▼

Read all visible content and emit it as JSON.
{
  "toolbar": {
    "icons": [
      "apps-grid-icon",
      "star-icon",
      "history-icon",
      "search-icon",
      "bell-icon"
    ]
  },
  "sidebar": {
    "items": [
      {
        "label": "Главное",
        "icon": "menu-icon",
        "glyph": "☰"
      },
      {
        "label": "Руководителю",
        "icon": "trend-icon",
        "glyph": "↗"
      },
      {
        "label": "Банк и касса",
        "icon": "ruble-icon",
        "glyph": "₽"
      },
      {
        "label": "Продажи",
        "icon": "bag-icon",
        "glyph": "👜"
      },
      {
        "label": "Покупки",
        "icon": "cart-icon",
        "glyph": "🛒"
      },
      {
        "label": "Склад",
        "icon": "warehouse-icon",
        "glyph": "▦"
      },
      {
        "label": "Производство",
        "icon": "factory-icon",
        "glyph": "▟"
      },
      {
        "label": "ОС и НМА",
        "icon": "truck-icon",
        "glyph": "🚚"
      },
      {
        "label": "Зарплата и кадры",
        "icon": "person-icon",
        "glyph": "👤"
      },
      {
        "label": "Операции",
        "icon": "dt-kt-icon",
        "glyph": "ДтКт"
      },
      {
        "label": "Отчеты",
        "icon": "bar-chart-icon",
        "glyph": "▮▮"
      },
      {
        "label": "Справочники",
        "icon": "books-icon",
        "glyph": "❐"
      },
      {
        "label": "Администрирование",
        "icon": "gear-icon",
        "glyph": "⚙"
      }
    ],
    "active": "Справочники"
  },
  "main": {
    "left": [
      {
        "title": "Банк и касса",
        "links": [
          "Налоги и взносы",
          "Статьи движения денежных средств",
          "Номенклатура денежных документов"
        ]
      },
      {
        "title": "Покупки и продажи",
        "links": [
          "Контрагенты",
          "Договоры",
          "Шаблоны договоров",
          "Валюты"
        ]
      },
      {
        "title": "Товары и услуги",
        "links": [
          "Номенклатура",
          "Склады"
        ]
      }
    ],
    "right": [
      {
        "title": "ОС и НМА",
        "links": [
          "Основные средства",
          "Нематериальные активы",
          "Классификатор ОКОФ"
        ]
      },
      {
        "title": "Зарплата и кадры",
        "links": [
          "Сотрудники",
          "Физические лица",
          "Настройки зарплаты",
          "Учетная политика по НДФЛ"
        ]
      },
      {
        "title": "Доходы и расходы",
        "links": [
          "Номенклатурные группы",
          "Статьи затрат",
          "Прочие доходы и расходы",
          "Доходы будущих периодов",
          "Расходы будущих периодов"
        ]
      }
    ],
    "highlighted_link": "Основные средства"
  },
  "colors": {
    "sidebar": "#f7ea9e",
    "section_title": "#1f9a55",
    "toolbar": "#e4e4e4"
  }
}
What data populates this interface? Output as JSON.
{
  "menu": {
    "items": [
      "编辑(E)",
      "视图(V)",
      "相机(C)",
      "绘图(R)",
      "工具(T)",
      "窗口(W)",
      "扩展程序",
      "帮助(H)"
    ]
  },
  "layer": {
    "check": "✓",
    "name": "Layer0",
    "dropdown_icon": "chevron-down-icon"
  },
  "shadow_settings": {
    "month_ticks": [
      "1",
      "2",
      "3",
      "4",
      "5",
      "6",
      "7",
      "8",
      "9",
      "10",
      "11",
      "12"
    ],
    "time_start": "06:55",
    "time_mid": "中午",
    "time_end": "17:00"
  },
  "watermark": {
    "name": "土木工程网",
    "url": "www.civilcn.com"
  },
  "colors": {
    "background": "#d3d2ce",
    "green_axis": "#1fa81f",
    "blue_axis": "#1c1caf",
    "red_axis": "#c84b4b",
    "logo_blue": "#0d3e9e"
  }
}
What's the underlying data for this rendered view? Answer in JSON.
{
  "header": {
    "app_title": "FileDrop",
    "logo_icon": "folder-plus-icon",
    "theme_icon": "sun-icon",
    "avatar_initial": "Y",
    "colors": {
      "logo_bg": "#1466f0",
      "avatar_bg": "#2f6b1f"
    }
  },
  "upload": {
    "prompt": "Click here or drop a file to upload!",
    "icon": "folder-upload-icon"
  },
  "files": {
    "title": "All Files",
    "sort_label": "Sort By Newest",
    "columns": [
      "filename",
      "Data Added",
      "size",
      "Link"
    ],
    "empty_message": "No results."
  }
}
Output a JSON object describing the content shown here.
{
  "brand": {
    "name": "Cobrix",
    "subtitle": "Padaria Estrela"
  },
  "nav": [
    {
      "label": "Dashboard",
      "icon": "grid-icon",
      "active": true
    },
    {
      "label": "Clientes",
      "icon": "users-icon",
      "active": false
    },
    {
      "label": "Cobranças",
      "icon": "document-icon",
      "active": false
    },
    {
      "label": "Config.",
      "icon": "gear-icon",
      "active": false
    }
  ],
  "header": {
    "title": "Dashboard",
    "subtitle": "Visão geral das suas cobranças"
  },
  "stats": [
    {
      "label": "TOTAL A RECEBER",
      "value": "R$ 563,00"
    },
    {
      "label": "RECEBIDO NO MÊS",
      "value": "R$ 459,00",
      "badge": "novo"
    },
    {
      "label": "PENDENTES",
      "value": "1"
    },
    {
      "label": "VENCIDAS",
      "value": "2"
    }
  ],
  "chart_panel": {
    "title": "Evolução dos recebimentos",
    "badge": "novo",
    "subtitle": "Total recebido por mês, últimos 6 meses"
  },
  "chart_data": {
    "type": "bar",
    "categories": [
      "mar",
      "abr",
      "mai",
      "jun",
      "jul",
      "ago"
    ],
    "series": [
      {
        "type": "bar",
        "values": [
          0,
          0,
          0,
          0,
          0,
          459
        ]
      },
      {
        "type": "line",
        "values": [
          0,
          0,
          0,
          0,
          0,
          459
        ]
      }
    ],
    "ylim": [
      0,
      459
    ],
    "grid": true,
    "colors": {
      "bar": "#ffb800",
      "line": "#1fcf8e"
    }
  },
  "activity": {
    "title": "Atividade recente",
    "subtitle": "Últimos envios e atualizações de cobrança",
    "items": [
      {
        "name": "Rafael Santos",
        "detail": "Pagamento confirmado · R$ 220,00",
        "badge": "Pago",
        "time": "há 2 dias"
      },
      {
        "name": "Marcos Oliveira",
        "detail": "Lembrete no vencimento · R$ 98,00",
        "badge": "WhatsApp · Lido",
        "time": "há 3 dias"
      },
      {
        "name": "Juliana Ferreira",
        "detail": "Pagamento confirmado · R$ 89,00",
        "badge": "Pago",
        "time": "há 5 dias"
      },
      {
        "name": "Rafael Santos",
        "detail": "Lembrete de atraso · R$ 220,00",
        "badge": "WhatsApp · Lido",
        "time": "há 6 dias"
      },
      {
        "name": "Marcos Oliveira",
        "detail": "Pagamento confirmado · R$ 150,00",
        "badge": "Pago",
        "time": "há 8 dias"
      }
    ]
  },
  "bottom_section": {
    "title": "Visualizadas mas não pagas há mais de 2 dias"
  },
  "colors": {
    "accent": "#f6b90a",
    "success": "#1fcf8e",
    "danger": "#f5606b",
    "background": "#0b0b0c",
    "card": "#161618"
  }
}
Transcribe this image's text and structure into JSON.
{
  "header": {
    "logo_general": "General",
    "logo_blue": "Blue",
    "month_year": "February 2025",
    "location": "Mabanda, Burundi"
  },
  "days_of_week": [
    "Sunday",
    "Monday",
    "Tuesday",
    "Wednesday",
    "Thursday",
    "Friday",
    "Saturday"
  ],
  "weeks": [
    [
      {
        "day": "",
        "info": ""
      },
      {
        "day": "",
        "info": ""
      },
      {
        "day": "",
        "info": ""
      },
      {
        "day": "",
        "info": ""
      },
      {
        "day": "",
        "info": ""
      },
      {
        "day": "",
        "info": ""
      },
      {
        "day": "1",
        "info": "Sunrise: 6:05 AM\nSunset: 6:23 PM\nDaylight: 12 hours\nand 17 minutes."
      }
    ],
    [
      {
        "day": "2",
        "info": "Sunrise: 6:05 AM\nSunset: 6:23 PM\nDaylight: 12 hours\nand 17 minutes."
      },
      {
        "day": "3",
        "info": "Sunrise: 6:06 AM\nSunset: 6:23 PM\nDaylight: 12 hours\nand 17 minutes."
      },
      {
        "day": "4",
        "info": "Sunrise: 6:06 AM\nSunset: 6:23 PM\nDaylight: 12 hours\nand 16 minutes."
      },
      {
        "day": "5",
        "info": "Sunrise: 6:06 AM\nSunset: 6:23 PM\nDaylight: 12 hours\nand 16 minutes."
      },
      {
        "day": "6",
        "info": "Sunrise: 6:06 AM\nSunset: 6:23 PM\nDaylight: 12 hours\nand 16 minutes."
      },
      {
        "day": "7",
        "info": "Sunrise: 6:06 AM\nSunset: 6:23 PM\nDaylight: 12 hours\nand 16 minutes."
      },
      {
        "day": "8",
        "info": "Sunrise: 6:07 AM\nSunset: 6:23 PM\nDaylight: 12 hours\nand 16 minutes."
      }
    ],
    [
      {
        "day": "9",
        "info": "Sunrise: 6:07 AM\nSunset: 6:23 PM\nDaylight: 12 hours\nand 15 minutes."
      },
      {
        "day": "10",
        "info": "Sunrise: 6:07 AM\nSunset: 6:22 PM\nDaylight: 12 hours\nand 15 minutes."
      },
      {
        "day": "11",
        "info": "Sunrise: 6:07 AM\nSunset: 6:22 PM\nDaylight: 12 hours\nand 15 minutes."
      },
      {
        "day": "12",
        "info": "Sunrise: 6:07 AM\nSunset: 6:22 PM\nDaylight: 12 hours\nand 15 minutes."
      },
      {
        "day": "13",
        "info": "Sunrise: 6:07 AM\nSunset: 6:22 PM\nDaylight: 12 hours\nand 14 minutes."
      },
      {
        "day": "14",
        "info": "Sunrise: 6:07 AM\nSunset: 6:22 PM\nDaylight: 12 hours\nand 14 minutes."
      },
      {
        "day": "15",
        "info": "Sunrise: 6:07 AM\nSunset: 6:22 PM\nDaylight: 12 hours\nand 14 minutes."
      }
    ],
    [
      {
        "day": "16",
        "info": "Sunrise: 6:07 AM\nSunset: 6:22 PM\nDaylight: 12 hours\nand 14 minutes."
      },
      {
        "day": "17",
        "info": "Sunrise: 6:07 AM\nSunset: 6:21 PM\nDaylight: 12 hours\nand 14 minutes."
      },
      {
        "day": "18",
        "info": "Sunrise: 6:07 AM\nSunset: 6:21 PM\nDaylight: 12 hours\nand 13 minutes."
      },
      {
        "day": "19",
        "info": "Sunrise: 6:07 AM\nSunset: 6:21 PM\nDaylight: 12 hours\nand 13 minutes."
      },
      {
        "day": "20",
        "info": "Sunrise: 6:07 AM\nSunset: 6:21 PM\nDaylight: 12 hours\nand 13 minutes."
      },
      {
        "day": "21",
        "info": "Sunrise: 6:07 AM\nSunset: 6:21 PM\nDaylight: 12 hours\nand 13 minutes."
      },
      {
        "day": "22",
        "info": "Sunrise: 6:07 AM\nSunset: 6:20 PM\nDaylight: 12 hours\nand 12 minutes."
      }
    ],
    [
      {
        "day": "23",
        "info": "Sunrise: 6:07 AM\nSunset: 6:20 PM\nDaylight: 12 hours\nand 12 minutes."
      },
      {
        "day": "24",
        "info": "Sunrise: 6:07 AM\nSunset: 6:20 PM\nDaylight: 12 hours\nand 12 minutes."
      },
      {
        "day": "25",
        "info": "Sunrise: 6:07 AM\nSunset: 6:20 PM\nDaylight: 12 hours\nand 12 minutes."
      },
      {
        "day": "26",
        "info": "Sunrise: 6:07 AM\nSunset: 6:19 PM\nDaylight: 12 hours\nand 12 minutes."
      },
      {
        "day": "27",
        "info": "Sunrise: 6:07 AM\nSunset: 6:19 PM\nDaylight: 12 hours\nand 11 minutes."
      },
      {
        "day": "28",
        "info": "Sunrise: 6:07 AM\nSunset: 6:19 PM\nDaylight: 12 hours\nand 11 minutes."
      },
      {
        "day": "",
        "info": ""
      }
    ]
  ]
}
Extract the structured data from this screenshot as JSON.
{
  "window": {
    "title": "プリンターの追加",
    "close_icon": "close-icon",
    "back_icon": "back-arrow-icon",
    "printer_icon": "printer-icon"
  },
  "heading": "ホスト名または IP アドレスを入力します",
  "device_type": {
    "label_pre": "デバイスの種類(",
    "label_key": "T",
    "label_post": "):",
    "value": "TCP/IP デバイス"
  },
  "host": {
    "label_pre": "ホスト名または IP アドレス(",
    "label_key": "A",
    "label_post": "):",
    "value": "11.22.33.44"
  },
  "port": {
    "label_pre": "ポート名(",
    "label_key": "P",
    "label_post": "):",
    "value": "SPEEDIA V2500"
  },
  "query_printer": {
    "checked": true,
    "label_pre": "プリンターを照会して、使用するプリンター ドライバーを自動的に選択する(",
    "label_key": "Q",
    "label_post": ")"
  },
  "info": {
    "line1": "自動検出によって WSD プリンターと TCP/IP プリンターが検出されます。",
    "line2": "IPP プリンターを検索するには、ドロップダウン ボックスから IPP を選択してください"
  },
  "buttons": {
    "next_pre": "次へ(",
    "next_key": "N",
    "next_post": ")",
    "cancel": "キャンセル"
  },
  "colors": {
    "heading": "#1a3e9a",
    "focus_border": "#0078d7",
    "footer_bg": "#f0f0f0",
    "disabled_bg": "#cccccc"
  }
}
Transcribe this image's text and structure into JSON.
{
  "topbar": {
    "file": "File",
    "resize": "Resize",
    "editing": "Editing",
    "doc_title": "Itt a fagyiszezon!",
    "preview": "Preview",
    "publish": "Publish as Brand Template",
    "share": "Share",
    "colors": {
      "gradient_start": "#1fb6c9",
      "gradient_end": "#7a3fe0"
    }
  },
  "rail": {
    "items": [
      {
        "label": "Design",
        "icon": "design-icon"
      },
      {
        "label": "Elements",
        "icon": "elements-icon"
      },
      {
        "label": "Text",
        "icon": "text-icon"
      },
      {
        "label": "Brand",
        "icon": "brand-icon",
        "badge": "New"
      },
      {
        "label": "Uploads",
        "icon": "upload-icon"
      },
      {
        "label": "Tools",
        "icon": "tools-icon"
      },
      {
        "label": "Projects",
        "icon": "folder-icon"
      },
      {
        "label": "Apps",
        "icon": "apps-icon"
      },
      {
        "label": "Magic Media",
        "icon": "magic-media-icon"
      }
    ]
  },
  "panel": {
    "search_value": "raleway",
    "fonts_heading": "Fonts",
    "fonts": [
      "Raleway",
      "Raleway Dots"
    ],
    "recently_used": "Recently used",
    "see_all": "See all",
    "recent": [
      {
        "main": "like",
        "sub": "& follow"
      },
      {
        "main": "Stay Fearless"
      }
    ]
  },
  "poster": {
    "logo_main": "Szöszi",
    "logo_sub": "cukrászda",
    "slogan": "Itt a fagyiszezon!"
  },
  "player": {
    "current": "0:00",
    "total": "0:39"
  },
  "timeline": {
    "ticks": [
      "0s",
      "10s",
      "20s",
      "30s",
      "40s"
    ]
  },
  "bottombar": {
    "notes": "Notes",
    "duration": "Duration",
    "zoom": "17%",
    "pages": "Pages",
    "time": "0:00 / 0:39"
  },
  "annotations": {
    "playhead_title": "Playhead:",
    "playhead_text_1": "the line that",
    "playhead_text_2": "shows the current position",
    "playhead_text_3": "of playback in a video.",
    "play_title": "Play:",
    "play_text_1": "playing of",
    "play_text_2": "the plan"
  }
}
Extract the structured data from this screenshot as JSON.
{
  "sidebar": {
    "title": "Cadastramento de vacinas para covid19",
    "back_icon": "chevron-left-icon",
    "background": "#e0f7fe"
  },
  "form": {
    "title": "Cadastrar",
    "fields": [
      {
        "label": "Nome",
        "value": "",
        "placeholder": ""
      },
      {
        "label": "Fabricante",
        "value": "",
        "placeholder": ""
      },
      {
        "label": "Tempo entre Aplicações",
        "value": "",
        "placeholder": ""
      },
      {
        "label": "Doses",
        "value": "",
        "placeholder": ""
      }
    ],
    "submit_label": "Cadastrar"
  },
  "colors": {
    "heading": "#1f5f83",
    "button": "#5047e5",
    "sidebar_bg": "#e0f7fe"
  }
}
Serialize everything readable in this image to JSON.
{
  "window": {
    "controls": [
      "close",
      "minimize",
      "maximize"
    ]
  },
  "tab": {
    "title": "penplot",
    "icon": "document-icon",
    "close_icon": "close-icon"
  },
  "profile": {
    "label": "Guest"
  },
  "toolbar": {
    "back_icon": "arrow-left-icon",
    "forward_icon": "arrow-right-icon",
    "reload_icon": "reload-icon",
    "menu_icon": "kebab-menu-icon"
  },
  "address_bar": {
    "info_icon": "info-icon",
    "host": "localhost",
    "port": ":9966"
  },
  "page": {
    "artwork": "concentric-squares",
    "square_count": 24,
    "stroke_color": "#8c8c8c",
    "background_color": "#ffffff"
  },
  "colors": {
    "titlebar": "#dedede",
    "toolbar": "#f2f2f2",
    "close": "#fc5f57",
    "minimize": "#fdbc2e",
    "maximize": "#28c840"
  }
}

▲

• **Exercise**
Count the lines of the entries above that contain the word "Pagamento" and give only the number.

• **Solution**
3